◆ **TASK PROMPT**: Retyping all the entries exactly is the whole task.

◆ **DATASET EXTRACT**:
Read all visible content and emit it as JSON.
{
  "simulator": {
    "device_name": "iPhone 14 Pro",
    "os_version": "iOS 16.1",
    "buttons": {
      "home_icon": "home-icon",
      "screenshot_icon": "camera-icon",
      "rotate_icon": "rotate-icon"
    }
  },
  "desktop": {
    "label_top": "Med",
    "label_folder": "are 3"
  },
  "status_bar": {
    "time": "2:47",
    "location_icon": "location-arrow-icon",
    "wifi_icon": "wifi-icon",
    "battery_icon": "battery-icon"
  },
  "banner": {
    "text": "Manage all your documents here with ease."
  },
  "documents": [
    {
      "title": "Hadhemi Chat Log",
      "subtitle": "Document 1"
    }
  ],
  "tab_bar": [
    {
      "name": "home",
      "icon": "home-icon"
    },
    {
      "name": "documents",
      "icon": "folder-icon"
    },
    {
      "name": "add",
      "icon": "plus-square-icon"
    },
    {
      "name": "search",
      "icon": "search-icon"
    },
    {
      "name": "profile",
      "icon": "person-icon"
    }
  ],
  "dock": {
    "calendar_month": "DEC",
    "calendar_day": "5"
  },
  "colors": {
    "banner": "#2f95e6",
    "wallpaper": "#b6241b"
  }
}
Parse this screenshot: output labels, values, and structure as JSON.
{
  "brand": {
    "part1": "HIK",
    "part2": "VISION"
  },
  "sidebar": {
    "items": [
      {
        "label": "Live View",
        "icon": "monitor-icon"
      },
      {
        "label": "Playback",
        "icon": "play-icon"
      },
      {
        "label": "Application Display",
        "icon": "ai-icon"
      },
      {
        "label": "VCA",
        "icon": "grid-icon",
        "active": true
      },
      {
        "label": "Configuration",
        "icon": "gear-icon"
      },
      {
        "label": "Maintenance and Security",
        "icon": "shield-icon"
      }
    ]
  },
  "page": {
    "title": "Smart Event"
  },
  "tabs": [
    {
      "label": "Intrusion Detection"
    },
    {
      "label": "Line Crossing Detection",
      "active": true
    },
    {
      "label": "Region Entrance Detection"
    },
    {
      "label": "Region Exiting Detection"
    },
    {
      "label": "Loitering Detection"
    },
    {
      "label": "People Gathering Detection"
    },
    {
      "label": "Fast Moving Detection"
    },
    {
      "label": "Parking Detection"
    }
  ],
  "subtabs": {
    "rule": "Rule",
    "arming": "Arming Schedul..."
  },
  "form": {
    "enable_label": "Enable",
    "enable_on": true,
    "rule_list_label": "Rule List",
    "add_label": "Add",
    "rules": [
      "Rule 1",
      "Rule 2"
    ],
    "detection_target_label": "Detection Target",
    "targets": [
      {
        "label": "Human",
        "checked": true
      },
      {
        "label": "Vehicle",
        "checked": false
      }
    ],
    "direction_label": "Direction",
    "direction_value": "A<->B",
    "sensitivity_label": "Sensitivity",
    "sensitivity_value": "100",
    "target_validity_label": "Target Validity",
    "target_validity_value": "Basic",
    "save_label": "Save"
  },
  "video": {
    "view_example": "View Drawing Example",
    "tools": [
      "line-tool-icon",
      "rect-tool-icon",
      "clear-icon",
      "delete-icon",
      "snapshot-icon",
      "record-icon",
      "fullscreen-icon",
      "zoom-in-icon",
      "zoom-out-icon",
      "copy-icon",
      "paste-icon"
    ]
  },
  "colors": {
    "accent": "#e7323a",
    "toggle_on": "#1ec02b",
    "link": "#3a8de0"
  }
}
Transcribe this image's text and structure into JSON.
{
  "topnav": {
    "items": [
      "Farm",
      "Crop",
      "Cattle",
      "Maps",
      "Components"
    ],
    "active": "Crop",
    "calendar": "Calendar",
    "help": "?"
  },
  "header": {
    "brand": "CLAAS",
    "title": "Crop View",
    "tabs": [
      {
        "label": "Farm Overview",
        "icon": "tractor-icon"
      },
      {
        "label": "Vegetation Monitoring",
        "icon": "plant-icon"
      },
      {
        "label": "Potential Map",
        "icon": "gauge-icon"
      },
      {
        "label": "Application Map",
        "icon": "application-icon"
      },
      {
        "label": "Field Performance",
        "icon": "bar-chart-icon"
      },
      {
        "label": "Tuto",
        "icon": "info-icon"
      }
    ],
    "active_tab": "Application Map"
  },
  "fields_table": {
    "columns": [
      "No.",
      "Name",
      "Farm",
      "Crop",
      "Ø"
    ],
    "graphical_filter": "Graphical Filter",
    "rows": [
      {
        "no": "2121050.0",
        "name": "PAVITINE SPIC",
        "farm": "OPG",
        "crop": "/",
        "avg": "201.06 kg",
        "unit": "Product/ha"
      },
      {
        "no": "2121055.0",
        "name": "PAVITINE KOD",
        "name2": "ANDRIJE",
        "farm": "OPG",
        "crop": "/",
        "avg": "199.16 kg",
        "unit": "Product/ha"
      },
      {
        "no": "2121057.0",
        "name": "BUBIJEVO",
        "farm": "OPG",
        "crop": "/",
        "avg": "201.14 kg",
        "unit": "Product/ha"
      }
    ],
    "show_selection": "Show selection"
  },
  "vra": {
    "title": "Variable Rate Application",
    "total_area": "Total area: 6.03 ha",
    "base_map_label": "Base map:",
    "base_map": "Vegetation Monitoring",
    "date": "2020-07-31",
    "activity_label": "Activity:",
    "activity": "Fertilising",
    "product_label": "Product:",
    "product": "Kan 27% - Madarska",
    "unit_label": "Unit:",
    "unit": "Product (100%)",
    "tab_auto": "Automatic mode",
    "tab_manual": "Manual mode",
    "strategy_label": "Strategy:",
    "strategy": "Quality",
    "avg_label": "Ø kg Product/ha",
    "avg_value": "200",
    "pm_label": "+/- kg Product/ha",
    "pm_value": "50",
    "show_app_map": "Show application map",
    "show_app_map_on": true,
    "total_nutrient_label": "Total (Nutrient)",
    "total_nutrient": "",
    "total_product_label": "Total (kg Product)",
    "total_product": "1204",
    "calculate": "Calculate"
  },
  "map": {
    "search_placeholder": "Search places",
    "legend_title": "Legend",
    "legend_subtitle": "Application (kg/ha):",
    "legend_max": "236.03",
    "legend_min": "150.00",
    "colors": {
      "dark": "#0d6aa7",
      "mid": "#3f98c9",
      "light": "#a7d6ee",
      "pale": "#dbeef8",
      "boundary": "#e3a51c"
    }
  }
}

◆ **PROBLEM SOLUTION**:
Read all visible content and emit it as JSON.
{
  "simulator": {
    "device_name": "iPhone 14 Pro",
    "os_version": "iOS 16.1",
    "buttons": {
      "home_icon": "home-icon",
      "screenshot_icon": "camera-icon",
      "rotate_icon": "rotate-icon"
    }
  },
  "desktop": {
    "label_top": "Med",
    "label_folder": "are 3"
  },
  "status_bar": {
    "time": "2:47",
    "location_icon": "location-arrow-icon",
    "wifi_icon": "wifi-icon",
    "battery_icon": "battery-icon"
  },
  "banner": {
    "text": "Manage all your documents here with ease."
  },
  "documents": [
    {
      "title": "Hadhemi Chat Log",
      "subtitle": "Document 1"
    }
  ],
  "tab_bar": [
    {
      "name": "home",
      "icon": "home-icon"
    },
    {
      "name": "documents",
      "icon": "folder-icon"
    },
    {
      "name": "add",
      "icon": "plus-square-icon"
    },
    {
      "name": "search",
      "icon": "search-icon"
    },
    {
      "name": "profile",
      "icon": "person-icon"
    }
  ],
  "dock": {
    "calendar_month": "DEC",
    "calendar_day": "5"
  },
  "colors": {
    "banner": "#2f95e6",
    "wallpaper": "#b6241b"
  }
}
Parse this screenshot: output labels, values, and structure as JSON.
{
  "brand": {
    "part1": "HIK",
    "part2": "VISION"
  },
  "sidebar": {
    "items": [
      {
        "label": "Live View",
        "icon": "monitor-icon"
      },
      {
        "label": "Playback",
        "icon": "play-icon"
      },
      {
        "label": "Application Display",
        "icon": "ai-icon"
      },
      {
        "label": "VCA",
        "icon": "grid-icon",
        "active": true
      },
      {
        "label": "Configuration",
        "icon": "gear-icon"
      },
      {
        "label": "Maintenance and Security",
        "icon": "shield-icon"
      }
    ]
  },
  "page": {
    "title": "Smart Event"
  },
  "tabs": [
    {
      "label": "Intrusion Detection"
    },
    {
      "label": "Line Crossing Detection",
      "active": true
    },
    {
      "label": "Region Entrance Detection"
    },
    {
      "label": "Region Exiting Detection"
    },
    {
      "label": "Loitering Detection"
    },
    {
      "label": "People Gathering Detection"
    },
    {
      "label": "Fast Moving Detection"
    },
    {
      "label": "Parking Detection"
    }
  ],
  "subtabs": {
    "rule": "Rule",
    "arming": "Arming Schedul..."
  },
  "form": {
    "enable_label": "Enable",
    "enable_on": true,
    "rule_list_label": "Rule List",
    "add_label": "Add",
    "rules": [
      "Rule 1",
      "Rule 2"
    ],
    "detection_target_label": "Detection Target",
    "targets": [
      {
        "label": "Human",
        "checked": true
      },
      {
        "label": "Vehicle",
        "checked": false
      }
    ],
    "direction_label": "Direction",
    "direction_value": "A<->B",
    "sensitivity_label": "Sensitivity",
    "sensitivity_value": "100",
    "target_validity_label": "Target Validity",
    "target_validity_value": "Basic",
    "save_label": "Save"
  },
  "video": {
    "view_example": "View Drawing Example",
    "tools": [
      "line-tool-icon",
      "rect-tool-icon",
      "clear-icon",
      "delete-icon",
      "snapshot-icon",
      "record-icon",
      "fullscreen-icon",
      "zoom-in-icon",
      "zoom-out-icon",
      "copy-icon",
      "paste-icon"
    ]
  },
  "colors": {
    "accent": "#e7323a",
    "toggle_on": "#1ec02b",
    "link": "#3a8de0"
  }
}
Transcribe this image's text and structure into JSON.
{
  "topnav": {
    "items": [
      "Farm",
      "Crop",
      "Cattle",
      "Maps",
      "Components"
    ],
    "active": "Crop",
    "calendar": "Calendar",
    "help": "?"
  },
  "header": {
    "brand": "CLAAS",
    "title": "Crop View",
    "tabs": [
      {
        "label": "Farm Overview",
        "icon": "tractor-icon"
      },
      {
        "label": "Vegetation Monitoring",
        "icon": "plant-icon"
      },
      {
        "label": "Potential Map",
        "icon": "gauge-icon"
      },
      {
        "label": "Application Map",
        "icon": "application-icon"
      },
      {
        "label": "Field Performance",
        "icon": "bar-chart-icon"
      },
      {
        "label": "Tuto",
        "icon": "info-icon"
      }
    ],
    "active_tab": "Application Map"
  },
  "fields_table": {
    "columns": [
      "No.",
      "Name",
      "Farm",
      "Crop",
      "Ø"
    ],
    "graphical_filter": "Graphical Filter",
    "rows": [
      {
        "no": "2121050.0",
        "name": "PAVITINE SPIC",
        "farm": "OPG",
        "crop": "/",
        "avg": "201.06 kg",
        "unit": "Product/ha"
      },
      {
        "no": "2121055.0",
        "name": "PAVITINE KOD",
        "name2": "ANDRIJE",
        "farm": "OPG",
        "crop": "/",
        "avg": "199.16 kg",
        "unit": "Product/ha"
      },
      {
        "no": "2121057.0",
        "name": "BUBIJEVO",
        "farm": "OPG",
        "crop": "/",
        "avg": "201.14 kg",
        "unit": "Product/ha"
      }
    ],
    "show_selection": "Show selection"
  },
  "vra": {
    "title": "Variable Rate Application",
    "total_area": "Total area: 6.03 ha",
    "base_map_label": "Base map:",
    "base_map": "Vegetation Monitoring",
    "date": "2020-07-31",
    "activity_label": "Activity:",
    "activity": "Fertilising",
    "product_label": "Product:",
    "product": "Kan 27% - Madarska",
    "unit_label": "Unit:",
    "unit": "Product (100%)",
    "tab_auto": "Automatic mode",
    "tab_manual": "Manual mode",
    "strategy_label": "Strategy:",
    "strategy": "Quality",
    "avg_label": "Ø kg Product/ha",
    "avg_value": "200",
    "pm_label": "+/- kg Product/ha",
    "pm_value": "50",
    "show_app_map": "Show application map",
    "show_app_map_on": true,
    "total_nutrient_label": "Total (Nutrient)",
    "total_nutrient": "",
    "total_product_label": "Total (kg Product)",
    "total_product": "1204",
    "calculate": "Calculate"
  },
  "map": {
    "search_placeholder": "Search places",
    "legend_title": "Legend",
    "legend_subtitle": "Application (kg/ha):",
    "legend_max": "236.03",
    "legend_min": "150.00",
    "colors": {
      "dark": "#0d6aa7",
      "mid": "#3f98c9",
      "light": "#a7d6ee",
      "pale": "#dbeef8",
      "boundary": "#e3a51c"
    }
  }
}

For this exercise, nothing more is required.